THE PROBLEM → Only a single number is expected: how many lines of the data hold the word "https".

DATA SECTION: Begin

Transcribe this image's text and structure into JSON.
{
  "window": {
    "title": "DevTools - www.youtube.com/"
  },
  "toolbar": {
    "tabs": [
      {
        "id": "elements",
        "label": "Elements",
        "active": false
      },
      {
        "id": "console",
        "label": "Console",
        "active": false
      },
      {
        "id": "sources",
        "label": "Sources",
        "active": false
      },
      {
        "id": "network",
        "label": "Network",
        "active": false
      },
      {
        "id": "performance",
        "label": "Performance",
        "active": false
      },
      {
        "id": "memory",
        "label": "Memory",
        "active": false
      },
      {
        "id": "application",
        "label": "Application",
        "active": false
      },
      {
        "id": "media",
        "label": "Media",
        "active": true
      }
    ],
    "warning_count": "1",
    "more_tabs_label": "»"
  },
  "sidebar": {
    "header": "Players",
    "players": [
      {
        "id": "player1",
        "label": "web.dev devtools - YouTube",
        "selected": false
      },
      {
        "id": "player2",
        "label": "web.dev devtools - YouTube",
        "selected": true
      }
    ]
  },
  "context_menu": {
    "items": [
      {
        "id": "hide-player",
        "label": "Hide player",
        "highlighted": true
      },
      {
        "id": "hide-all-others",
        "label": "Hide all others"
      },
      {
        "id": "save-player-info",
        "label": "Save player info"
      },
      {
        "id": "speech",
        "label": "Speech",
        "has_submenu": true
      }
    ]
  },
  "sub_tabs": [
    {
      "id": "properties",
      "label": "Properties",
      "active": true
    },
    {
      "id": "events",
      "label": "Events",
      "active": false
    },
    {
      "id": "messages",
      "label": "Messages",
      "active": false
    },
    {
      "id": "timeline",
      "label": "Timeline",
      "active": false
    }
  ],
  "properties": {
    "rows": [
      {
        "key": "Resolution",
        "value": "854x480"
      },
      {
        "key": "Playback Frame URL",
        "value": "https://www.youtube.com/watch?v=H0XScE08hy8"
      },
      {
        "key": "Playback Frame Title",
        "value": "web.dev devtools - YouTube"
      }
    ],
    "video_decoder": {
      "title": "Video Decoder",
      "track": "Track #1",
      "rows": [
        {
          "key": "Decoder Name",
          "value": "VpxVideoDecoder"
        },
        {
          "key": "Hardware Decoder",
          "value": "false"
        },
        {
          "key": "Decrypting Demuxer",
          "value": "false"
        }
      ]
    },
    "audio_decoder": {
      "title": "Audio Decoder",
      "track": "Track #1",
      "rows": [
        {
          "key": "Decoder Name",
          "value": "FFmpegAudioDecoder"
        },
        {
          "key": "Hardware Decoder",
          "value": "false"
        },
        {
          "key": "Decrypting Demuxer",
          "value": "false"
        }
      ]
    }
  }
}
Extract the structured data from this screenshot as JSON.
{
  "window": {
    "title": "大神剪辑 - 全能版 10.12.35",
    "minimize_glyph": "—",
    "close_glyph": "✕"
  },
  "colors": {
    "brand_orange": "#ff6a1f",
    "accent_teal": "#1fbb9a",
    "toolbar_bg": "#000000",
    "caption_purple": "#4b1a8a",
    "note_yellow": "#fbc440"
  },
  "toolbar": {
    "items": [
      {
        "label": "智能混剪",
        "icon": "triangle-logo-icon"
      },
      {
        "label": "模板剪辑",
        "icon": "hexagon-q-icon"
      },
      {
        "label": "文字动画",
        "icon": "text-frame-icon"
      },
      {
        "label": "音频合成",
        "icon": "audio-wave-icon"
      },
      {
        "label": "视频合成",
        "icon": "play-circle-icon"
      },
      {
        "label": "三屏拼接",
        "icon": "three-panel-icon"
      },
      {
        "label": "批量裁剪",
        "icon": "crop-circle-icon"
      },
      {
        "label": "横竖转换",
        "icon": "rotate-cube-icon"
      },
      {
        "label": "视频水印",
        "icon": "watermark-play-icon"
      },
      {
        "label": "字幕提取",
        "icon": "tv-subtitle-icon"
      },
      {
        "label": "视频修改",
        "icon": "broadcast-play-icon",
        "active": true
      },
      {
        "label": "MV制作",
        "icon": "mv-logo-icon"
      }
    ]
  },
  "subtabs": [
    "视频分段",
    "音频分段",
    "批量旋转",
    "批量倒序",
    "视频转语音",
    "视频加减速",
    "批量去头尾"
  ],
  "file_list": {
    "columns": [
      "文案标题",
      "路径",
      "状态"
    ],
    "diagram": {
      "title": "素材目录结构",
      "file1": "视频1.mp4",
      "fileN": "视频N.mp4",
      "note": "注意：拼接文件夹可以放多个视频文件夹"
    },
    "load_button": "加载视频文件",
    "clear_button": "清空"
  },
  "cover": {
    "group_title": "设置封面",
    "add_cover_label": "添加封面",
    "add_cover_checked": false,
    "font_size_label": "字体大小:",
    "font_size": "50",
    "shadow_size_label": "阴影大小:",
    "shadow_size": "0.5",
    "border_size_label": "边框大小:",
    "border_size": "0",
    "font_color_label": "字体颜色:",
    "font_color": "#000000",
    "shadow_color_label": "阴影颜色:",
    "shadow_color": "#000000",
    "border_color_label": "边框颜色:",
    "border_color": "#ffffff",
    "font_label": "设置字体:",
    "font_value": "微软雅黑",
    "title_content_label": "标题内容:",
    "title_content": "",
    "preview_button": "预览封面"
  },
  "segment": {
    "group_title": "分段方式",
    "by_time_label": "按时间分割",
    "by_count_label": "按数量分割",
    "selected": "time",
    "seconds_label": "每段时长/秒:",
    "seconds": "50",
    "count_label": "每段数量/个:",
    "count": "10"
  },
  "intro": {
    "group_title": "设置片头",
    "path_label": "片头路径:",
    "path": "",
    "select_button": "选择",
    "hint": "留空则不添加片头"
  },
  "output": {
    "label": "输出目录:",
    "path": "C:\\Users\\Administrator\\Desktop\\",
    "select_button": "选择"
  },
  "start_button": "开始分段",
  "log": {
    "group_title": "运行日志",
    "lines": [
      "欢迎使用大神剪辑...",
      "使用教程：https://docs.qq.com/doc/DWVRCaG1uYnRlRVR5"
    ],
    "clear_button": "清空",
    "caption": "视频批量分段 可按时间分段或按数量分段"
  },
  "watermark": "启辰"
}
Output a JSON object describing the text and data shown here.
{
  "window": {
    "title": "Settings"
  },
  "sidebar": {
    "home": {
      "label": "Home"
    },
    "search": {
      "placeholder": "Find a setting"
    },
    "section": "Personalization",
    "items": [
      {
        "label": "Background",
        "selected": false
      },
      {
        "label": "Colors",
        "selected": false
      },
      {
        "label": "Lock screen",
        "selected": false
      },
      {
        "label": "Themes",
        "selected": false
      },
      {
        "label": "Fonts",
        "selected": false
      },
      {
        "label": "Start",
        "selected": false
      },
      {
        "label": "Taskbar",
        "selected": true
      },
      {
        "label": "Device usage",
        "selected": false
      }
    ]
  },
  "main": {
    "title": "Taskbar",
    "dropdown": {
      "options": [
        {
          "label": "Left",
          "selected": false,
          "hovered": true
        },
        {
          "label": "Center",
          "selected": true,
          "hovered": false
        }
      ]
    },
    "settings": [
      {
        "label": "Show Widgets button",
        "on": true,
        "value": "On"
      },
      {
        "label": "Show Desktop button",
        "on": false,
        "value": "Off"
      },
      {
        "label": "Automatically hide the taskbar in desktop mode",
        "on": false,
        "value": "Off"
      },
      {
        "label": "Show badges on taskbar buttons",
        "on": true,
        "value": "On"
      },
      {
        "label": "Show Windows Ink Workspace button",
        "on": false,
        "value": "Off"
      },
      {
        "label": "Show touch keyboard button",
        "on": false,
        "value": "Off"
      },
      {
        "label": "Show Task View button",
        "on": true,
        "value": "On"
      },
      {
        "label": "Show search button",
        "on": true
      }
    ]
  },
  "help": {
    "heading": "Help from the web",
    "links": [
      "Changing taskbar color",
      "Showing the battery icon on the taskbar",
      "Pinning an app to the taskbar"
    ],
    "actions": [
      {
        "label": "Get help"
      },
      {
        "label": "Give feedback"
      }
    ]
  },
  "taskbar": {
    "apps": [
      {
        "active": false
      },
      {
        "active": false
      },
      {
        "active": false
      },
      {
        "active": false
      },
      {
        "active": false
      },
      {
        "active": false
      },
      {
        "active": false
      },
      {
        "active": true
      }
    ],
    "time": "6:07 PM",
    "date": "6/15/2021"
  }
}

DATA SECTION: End

THE ANSWER → 2